**What you need to do**
Which lines in the entries below contain the string "Ssalamander"? Show each of them in full.

BEGIN Records for the exercise

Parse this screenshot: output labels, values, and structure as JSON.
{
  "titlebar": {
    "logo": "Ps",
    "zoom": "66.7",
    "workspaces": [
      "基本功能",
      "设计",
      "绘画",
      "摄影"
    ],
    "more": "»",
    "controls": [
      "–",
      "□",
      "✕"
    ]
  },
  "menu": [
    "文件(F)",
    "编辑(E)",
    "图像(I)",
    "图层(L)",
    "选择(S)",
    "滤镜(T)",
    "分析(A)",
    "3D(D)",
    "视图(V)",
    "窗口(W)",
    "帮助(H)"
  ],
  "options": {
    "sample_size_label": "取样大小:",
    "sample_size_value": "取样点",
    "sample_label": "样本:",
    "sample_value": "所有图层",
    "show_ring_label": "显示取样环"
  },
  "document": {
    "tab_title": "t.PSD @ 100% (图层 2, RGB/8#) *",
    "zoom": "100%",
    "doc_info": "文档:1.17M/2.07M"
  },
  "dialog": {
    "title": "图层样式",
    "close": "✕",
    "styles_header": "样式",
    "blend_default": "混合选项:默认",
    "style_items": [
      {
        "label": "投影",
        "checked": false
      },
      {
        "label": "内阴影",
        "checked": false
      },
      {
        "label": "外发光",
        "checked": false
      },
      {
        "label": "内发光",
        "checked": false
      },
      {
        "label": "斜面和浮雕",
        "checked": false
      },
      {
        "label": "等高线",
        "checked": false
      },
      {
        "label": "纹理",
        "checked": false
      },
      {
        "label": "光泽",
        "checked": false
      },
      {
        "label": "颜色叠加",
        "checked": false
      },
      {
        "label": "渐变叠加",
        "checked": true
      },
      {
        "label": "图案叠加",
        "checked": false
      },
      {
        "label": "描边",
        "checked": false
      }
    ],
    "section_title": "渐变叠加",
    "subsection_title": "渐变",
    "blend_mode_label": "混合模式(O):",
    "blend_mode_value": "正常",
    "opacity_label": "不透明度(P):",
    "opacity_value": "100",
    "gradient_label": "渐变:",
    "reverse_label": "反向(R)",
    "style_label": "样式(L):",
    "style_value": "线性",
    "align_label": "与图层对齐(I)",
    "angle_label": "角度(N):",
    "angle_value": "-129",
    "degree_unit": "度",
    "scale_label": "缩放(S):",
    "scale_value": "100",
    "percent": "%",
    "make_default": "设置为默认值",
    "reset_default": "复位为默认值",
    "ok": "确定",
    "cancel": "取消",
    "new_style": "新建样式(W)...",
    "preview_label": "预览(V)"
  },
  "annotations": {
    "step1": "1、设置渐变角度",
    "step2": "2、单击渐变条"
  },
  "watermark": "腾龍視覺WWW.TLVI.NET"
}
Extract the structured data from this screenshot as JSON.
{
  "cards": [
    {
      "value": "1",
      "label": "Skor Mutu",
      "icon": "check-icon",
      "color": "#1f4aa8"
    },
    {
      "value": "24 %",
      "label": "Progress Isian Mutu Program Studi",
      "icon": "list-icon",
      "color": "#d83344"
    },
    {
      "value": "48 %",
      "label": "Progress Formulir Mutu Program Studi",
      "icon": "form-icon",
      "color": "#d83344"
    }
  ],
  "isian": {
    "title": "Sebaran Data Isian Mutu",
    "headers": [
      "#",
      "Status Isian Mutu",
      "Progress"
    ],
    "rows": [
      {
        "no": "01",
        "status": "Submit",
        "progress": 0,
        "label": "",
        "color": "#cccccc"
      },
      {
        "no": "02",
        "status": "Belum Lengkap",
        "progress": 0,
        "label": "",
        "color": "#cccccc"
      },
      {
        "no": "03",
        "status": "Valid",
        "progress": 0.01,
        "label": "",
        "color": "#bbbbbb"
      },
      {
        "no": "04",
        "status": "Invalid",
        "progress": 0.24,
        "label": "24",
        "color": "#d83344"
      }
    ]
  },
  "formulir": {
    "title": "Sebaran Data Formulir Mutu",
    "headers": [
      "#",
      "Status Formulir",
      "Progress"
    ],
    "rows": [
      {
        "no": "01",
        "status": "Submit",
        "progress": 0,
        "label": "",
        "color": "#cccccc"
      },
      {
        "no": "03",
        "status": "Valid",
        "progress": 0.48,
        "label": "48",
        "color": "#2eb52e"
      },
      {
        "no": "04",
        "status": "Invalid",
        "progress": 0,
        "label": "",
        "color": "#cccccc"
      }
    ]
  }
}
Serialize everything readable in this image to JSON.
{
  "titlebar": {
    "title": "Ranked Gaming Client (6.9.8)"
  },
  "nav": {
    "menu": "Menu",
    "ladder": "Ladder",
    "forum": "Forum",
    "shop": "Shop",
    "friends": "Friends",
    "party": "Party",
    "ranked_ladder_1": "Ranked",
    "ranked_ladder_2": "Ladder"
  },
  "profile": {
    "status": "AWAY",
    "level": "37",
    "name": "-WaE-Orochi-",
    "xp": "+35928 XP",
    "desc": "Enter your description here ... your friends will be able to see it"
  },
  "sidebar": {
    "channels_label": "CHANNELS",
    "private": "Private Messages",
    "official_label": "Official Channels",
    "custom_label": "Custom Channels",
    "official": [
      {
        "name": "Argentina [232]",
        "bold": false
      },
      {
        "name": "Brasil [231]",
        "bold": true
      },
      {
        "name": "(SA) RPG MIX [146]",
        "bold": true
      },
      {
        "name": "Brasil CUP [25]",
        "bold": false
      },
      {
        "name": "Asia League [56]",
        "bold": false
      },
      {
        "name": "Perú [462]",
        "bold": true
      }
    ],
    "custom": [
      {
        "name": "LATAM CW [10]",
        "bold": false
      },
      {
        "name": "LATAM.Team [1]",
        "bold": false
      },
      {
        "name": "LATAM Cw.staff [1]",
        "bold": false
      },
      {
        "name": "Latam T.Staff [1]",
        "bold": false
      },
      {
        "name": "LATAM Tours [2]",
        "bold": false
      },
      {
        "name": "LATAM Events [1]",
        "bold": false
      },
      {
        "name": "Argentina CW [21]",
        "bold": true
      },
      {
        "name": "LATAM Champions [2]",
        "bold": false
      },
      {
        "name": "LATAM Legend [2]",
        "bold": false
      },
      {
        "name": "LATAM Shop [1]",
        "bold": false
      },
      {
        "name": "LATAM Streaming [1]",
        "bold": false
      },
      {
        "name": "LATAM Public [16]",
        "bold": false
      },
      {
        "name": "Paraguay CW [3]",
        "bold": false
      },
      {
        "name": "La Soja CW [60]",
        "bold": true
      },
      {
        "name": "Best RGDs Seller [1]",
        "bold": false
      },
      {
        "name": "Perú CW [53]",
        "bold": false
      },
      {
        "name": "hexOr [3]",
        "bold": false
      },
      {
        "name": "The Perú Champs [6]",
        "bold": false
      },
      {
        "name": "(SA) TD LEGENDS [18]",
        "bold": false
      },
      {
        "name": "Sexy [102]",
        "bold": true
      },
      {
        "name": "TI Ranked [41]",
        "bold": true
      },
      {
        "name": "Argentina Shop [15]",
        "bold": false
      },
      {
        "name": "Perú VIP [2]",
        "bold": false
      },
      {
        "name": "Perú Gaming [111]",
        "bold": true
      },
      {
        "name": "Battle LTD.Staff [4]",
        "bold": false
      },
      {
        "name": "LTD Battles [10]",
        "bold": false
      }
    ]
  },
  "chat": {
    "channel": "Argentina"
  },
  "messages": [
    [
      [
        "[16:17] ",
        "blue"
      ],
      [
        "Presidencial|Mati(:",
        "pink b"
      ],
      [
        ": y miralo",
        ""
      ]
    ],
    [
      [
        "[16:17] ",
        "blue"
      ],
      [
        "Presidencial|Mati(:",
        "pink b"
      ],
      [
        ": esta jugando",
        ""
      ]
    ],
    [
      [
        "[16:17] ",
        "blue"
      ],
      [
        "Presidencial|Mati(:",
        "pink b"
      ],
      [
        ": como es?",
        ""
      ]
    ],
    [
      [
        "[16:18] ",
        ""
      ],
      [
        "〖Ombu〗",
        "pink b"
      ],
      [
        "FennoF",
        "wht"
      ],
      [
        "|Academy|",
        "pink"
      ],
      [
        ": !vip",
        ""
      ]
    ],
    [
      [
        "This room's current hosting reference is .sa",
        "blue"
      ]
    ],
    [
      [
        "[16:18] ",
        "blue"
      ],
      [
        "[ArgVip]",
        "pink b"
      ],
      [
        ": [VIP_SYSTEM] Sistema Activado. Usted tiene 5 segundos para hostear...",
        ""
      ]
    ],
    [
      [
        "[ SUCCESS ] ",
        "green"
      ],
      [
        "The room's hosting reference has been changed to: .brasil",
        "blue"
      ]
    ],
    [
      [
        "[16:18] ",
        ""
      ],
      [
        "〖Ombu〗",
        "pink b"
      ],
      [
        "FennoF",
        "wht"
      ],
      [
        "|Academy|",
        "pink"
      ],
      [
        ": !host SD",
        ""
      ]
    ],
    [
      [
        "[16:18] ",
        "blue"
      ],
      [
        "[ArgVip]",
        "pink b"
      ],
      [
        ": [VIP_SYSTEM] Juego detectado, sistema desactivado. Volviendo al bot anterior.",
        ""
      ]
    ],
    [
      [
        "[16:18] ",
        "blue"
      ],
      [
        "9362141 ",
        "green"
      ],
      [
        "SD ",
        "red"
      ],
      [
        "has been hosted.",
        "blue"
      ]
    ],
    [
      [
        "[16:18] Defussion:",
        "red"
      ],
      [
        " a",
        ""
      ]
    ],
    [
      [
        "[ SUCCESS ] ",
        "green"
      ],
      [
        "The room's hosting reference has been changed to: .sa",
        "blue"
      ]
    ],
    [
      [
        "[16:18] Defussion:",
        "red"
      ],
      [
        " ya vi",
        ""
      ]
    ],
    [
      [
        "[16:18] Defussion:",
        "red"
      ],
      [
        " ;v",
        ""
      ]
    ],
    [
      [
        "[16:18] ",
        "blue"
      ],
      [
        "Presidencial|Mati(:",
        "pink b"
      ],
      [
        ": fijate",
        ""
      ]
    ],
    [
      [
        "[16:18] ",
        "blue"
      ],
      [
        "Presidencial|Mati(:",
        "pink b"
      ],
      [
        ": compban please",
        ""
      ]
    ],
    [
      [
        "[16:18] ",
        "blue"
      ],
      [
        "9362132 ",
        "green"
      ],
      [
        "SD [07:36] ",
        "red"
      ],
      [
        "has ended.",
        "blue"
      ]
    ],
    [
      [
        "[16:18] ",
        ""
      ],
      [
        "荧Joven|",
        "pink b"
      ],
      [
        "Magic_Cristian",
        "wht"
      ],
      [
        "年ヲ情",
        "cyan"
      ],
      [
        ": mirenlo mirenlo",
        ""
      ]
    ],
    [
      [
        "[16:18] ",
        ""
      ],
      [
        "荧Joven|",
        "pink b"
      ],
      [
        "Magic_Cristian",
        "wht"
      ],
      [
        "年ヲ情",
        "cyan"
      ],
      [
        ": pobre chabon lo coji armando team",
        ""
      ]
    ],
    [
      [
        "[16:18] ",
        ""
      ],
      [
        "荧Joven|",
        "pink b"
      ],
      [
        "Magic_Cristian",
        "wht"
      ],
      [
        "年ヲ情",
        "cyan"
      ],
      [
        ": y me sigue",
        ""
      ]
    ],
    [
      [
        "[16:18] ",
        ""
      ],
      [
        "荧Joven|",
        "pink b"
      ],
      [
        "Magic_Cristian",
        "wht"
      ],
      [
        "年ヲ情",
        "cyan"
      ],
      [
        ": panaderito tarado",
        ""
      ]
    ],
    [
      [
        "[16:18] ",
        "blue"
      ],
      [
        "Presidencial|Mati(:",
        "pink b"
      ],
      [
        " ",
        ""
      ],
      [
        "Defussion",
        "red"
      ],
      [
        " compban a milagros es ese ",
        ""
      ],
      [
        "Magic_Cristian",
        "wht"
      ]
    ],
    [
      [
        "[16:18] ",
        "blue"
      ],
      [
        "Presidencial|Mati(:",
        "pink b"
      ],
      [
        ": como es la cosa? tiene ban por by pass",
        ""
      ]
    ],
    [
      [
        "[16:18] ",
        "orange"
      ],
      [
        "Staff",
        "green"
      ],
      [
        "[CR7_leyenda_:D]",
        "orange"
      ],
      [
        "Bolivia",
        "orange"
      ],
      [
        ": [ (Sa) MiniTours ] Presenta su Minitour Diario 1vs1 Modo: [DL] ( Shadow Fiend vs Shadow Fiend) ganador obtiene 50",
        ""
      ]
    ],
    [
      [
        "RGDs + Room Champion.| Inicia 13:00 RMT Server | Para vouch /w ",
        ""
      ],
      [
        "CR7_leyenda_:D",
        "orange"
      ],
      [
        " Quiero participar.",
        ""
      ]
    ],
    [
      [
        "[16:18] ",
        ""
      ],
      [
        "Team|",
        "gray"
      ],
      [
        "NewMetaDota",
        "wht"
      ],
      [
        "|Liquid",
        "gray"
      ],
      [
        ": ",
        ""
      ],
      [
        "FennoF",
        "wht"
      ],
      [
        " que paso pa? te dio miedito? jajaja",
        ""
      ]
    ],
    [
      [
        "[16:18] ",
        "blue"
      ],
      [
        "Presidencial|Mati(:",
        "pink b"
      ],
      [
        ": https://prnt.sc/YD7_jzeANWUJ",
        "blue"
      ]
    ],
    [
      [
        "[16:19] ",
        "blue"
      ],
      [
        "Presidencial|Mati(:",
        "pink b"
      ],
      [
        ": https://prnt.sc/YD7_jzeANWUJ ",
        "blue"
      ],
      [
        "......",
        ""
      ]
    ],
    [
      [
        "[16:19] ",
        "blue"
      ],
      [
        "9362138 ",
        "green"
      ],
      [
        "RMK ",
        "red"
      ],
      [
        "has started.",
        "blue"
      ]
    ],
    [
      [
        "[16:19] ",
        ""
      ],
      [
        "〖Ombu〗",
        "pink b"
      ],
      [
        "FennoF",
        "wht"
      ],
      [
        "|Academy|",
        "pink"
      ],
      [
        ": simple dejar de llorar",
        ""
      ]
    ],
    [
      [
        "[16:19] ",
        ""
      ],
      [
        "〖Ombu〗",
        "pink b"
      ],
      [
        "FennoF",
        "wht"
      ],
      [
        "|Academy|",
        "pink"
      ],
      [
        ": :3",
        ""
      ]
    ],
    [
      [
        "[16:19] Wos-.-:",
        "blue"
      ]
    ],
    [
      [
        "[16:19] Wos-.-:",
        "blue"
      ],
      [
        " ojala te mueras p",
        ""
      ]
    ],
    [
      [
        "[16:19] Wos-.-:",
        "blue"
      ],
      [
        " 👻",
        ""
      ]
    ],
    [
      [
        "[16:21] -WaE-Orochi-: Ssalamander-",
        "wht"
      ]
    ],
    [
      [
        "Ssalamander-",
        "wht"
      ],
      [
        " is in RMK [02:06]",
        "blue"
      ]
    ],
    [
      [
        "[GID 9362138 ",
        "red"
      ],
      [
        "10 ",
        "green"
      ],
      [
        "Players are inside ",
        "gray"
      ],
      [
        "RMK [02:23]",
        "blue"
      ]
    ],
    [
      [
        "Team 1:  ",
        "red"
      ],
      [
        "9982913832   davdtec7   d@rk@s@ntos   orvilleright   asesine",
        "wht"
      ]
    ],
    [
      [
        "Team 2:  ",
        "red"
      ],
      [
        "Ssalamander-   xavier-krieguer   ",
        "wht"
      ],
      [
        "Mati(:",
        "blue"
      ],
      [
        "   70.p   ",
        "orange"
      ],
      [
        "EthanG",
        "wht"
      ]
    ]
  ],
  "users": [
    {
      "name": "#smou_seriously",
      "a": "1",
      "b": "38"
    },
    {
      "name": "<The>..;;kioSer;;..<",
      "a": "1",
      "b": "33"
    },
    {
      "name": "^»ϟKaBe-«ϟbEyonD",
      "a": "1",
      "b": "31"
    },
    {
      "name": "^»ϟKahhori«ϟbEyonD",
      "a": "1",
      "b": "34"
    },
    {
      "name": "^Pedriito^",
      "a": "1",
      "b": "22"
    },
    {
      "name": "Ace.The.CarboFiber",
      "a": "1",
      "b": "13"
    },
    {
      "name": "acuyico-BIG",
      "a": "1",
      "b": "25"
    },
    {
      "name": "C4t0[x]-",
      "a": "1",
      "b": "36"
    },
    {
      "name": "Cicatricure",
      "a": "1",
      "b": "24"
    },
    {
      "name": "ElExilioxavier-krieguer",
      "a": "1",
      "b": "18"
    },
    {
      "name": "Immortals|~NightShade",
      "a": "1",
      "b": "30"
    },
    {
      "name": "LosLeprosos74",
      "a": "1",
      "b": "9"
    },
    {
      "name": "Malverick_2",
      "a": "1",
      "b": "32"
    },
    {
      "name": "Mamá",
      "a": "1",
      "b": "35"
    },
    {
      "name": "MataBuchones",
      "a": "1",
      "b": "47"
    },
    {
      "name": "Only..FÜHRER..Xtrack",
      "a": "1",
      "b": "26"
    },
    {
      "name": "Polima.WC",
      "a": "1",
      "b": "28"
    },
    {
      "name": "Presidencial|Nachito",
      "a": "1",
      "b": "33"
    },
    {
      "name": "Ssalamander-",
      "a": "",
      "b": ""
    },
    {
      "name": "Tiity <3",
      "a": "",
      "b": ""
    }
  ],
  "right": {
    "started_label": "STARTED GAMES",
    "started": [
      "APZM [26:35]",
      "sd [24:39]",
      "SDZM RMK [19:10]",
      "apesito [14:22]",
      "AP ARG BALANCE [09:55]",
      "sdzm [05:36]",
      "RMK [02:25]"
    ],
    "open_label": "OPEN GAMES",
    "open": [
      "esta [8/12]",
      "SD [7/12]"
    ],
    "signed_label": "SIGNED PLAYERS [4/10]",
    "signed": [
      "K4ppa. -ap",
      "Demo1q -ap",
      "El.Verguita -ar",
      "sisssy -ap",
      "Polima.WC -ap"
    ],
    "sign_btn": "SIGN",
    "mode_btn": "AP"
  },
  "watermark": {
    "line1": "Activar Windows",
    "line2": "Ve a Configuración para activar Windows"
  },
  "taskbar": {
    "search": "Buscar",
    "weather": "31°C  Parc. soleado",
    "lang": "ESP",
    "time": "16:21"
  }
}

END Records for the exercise

**Response area**
        "[16:21] -WaE-Orochi-: Ssalamander-",
        "Ssalamander-",
        "Ssalamander-   xavier-krieguer   ",
      "name": "Ssalamander-",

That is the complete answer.